As far as gag manga go, this is bordering on flatout absurdism. Roboco herself is a source of endless chaos — between her clumsy attempts at being a maid and her gag-loaded body — but the rest of the cast isn’t far behind. Bondo’s mom is always seen carrying a kitchen knife, no matter what she’s doing; his friends(?) are simultaneously bullies and extremely nice. They come over to harass him and bring cream puffs. It’s that kind of series. The characters still manage to be likeable, though, mostly because they all mean so well.
The art’s cute. It’s simple in a cartoonish, retro way, but able to pull out the detail when necessary. Whether it’s funny is a matter of taste. It tends to overexplain the joke, if that’s a turn-off for you. But it’s definitely worth a shot if it seems like your thing.
Kaiju No. 8
Summary: Kafka Hibino has always wanted to fight kaiju, but he’s stuck on cleanup duty after failing the defense force exams. When he’s suddenly turned into a kaiju himself, will it be his last chance at his dream, or will he be the next target?
Let’s get the obvious out of the way first: yes, this is very reminiscent of Attack on Titan. For what it’s worth, “use the power of your enemy against them, while earning the trust of those who fear you’ll turn on them” is a classic Shonen Jump action trope. Out of current series alone, Chainsaw Man and Jujutsu Kaisen (maybe even Bone Collection) could also be described that way. But Attack on Titan is still the obvious touchstone. Combine that with an opening arc very reminiscent of the entrance exams in My Hero Academia, and Kaiju No. 8 starts to look a bit derivative.
It’s Shonen Jump, though. It’s all some degree of derivative. What matters is how well it’s executed — and Kaiju No. 8 executes pretty damn well. Kafka is in his 30s, which is both a nice change from the usual teenagers and a way to really sell his desperation not to be caught in a dead-end job for the rest of his life. The monster designs and the art are also solid. The characters are likeable and, against all odds, it is not actually skeevy towards women! Maybe it’s not such generic Shonen Jump after all.
GHOST REAPER GIRL

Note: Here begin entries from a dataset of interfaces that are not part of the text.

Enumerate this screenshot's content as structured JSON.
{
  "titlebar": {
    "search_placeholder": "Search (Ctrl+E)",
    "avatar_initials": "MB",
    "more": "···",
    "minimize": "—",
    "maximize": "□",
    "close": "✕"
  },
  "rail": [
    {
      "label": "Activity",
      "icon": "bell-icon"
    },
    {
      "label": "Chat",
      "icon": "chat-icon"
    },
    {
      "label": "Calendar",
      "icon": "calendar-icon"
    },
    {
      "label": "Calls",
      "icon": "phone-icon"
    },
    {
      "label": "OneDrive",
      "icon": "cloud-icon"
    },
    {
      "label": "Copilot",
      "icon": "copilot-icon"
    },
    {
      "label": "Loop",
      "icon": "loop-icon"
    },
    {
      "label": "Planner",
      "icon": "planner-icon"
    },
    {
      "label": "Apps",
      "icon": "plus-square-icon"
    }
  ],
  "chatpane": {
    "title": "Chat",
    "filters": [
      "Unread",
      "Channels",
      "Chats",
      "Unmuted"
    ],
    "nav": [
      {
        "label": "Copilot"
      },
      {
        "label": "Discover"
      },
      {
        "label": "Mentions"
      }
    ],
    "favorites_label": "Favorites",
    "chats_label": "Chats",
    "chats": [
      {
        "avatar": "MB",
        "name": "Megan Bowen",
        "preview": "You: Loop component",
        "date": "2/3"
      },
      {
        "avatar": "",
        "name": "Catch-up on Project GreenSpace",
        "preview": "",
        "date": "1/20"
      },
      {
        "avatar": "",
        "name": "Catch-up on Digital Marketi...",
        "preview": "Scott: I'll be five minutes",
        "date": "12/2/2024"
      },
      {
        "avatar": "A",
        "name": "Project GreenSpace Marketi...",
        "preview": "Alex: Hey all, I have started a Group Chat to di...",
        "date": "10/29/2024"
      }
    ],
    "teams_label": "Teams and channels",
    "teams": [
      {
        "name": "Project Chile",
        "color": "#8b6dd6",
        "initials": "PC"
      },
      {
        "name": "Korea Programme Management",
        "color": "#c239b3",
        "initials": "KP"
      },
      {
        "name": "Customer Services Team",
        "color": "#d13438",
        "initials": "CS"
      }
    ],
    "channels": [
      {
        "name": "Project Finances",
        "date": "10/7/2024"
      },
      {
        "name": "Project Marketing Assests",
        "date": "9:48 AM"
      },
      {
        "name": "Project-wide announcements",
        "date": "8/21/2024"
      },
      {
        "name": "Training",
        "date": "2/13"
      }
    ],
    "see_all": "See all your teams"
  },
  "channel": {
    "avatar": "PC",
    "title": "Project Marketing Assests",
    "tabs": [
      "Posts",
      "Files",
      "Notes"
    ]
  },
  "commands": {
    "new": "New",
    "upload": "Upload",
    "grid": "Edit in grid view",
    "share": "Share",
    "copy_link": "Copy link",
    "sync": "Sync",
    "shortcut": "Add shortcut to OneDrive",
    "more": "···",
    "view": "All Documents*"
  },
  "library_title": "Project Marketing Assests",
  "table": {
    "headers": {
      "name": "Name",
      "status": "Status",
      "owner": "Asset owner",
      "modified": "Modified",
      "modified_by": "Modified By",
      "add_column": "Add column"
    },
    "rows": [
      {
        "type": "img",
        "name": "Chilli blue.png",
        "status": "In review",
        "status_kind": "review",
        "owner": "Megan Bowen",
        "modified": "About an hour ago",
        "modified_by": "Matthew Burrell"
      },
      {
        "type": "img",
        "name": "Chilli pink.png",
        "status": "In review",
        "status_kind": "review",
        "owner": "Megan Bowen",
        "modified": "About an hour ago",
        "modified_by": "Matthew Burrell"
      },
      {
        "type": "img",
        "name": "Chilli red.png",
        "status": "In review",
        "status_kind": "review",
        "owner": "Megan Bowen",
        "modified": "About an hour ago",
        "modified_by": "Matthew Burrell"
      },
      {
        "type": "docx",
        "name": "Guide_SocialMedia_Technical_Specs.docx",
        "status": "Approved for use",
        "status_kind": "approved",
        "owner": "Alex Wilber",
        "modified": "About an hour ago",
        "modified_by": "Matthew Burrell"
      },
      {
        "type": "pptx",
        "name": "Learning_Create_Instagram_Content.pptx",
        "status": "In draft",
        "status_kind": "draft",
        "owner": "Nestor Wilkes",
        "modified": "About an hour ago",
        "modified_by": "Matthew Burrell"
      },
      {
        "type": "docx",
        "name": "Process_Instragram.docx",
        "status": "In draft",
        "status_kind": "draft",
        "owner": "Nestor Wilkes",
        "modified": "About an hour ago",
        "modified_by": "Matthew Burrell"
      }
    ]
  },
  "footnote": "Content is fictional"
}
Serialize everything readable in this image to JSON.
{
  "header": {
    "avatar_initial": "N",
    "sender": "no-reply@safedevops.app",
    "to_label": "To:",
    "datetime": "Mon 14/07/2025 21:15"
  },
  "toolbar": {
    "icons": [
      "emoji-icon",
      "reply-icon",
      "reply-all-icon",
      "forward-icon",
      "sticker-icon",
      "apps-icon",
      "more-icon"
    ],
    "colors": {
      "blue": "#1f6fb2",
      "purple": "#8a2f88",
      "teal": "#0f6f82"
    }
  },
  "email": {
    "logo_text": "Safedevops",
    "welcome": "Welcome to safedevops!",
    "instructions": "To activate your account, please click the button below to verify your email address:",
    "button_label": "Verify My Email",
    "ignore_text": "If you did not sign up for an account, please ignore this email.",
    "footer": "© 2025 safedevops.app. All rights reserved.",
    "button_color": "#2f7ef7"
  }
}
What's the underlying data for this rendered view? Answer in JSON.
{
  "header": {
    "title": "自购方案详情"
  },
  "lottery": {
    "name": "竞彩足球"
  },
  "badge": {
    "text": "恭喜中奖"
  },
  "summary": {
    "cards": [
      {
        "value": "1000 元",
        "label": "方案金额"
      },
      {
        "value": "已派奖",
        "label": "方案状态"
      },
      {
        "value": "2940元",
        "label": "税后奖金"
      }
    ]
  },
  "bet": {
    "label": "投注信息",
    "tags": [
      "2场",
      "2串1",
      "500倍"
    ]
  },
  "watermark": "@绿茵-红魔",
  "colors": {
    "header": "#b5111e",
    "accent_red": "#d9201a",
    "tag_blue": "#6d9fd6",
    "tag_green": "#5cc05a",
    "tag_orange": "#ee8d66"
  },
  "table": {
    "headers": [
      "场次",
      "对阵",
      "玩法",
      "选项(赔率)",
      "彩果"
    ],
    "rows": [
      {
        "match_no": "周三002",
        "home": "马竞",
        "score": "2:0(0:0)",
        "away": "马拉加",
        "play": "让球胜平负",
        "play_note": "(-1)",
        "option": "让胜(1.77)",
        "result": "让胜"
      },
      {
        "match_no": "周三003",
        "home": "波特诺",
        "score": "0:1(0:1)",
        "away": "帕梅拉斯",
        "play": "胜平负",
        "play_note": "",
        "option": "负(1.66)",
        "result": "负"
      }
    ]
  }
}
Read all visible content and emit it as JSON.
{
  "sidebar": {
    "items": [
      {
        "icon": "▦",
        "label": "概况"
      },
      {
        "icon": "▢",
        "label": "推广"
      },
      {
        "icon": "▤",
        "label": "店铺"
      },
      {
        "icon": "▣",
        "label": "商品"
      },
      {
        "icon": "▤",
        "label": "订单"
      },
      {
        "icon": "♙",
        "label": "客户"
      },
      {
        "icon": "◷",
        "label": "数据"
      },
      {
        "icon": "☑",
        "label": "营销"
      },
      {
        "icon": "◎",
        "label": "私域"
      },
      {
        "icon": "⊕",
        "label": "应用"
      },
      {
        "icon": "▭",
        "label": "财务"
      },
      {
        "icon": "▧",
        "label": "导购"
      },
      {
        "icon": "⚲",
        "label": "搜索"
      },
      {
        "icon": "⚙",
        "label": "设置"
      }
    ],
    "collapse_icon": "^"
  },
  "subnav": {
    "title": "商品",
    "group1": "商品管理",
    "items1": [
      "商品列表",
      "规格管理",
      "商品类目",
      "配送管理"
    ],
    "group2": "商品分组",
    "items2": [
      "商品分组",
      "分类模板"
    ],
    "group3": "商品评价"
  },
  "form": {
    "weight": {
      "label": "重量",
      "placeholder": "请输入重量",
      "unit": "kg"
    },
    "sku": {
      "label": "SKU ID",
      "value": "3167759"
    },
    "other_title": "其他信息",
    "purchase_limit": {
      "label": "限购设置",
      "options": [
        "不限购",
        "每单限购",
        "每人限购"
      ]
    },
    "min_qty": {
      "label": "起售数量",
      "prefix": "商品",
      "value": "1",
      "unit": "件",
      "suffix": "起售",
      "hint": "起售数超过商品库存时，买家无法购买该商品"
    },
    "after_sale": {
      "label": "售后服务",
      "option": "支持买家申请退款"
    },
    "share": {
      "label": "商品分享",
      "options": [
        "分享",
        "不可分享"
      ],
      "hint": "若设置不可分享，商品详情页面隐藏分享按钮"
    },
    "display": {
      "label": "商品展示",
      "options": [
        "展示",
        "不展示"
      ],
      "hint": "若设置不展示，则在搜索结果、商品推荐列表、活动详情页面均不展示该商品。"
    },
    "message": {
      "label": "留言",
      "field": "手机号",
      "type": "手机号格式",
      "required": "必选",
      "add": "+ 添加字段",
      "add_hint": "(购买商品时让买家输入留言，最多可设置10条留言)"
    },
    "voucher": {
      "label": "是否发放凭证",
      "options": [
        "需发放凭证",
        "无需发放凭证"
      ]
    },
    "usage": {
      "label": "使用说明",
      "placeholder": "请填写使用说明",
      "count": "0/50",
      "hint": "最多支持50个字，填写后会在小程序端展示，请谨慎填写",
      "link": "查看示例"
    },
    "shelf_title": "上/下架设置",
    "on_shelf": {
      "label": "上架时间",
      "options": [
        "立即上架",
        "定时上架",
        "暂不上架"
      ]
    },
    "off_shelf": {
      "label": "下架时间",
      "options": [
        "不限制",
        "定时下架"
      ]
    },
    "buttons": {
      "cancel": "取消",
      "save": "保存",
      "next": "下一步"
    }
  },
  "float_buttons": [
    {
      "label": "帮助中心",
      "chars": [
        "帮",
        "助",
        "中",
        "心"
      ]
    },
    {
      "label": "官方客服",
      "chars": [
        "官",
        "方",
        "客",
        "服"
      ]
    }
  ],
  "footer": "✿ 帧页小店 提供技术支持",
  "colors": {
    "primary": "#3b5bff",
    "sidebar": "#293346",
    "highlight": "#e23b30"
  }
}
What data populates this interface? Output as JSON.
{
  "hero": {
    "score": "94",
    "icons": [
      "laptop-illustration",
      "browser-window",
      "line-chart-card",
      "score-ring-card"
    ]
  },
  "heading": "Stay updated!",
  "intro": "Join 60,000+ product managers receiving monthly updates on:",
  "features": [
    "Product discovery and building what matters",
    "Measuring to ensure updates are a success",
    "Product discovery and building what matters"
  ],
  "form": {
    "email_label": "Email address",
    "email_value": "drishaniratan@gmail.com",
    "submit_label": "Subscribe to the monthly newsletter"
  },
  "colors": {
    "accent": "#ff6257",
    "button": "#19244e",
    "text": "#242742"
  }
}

Summary: C-List actress Chloe Love is irresistible to evil spirits. Lucky for her, Ghost Reaper Kai Iod’s job is to clean them up, and he’s her biggest (read: only) fan! With her as vessel and him as familiar, they’re putting on a live-action sequel to Chloe’s late-night action flop Ghost Reaper Girl!
This is better than it has any right to be. Yes, it can be a bit skeevy… Kai is partially into Chloe because she looks like a teenager despite being almost 30. Not to mention her battle outfit (courtesy of him) is revealing and impractical. Even so, the camera itself never leers at her, and Chloe is not only very much an adult, she’s tough as nails and has no time for Kai’s pervy antics. The art’s lovely, though the contrast between the semi-realistic world and the hyper-cartoony ghosts (they all look a bit like Slimer from Ghostbusters) is distracting. I’m hesitant to pass judgement with only two chapters out, but so far, Ghost Reaper Girl looks like a solid action series with a great lead.
Whether you’re looking for action, comedy, or boobs, there should be something for you in the new crop of Shonen Jump series. If you’re looking for anything else… Well, this might not be the magazine for you.